Maria McDonald BL, a founding member of the Victims Rights Alliance, commented: ‘This is a landmark day for victims of crime in Ireland. For the first time, victims are legally entitled to the right to information, support and protection. All criminal justice agencies engaging with victims of crime, including the Gardaí, the Court Service, the Prison Service and the Probation Service, must ensure that victims get access to their rights or they risk being brought to court’.
The new legislation states that victims must be provided with information on first contact with the Gardaí. Victims must also be provided information on any significant developments on their case including arrest, charge, bail, remand and any other court date. A victim has right to a copy of any statement they made to the Gardaí. The Act now permits all victims of crime to provide a victim impact statement, should they wish. Previously only certain victims could make a victim impact statement such as victims of homicide, rape, sexual abuse and assault.

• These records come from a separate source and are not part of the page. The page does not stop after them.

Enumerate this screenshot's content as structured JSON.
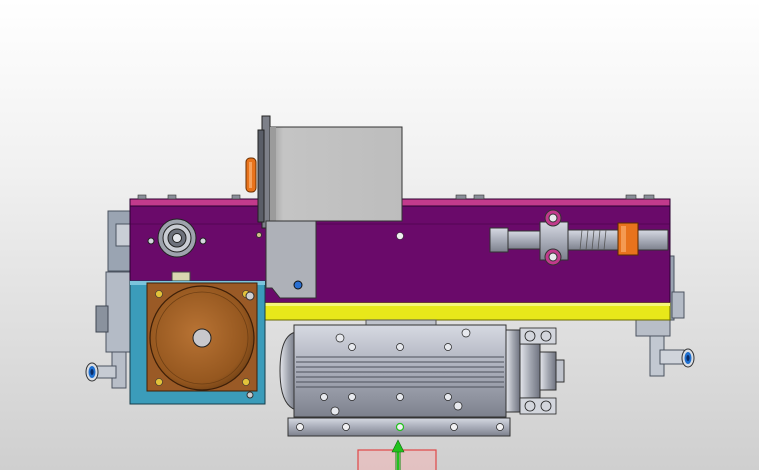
{
  "viewport": {
    "background_top": "#ffffff",
    "background_bottom": "#cfcfcf"
  },
  "model": {
    "components": [
      "main-frame",
      "gray-mount-plate",
      "motor-housing",
      "spindle-motor",
      "round-cover",
      "linear-actuator",
      "orange-block",
      "bearing-assembly",
      "side-fittings",
      "yellow-rail",
      "origin-triad"
    ],
    "colors": {
      "frame_purple": "#6a0a6a",
      "frame_top_pink": "#c23a8c",
      "rail_yellow": "#e8e81a",
      "housing_teal": "#3b9cba",
      "cover_brown": "#9a5a26",
      "steel_gray": "#a8acb8",
      "plate_gray": "#c0c0c0",
      "orange_block": "#e8731c",
      "fitting_blue": "#1e6fd0",
      "axis_green": "#21c21c",
      "axis_red": "#e04848"
    }
  }
}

A victim must be able to understand the information that they receive and that they must be able to be understood. The Act places an obligation on the Gardaí, the Garda Ombudsman, the DPP, the Courts Service and the Irish Prison Service, to ensure that any communication with a victim is in a simple language and it takes account of any disability that a victim may have.
Maria McDonald BL has warned:
‘This legislation is very welcome but a lot of work still need to be done to ensure that victims can access their rights under the Criminal Justice (Victims of Crime) Act 2017. For example, the information leaflet currently being provided to victims by the Gardaí does not provide all of the information it needs to under the Act. It is also not written in a manner which can be easily understood by a victim.
The Criminal Justice (Victims of Crime) Act 2017 also provides that a victim can be accompanied by a person of their choice including a legal representative when making a statement to the Gardaí. However, the Act does not provide for legal aid for victims of crime. Some victims may not be able to access this right as they cannot afford a solicitor. Government should consider extending legal aid to victims of crime so that they can access their right to be accompanied under the EU Victims Directive and the Criminal Justice (Victims of Crime) Act 2017.
Finally victims of crime do not want to have to go back to court to enforce their rights under this legislation. The Victims’ Rights Alliance calls again on Government to establish an Ombudsman for Victims of Crime to ensure that victims can access a quick, clear and independent complaints procedures’.
The Act provides that all victims must be individually assessed to ascertain if they need special protection measures. Children are presumed to need special protection measures. These protection measures can result in the public being excluded from the court room and it can prohibit the cross-examination of a victim relating their private life, not related to the criminal. Amendments to the the Criminal Evidence Act 1992, have not been commenced today.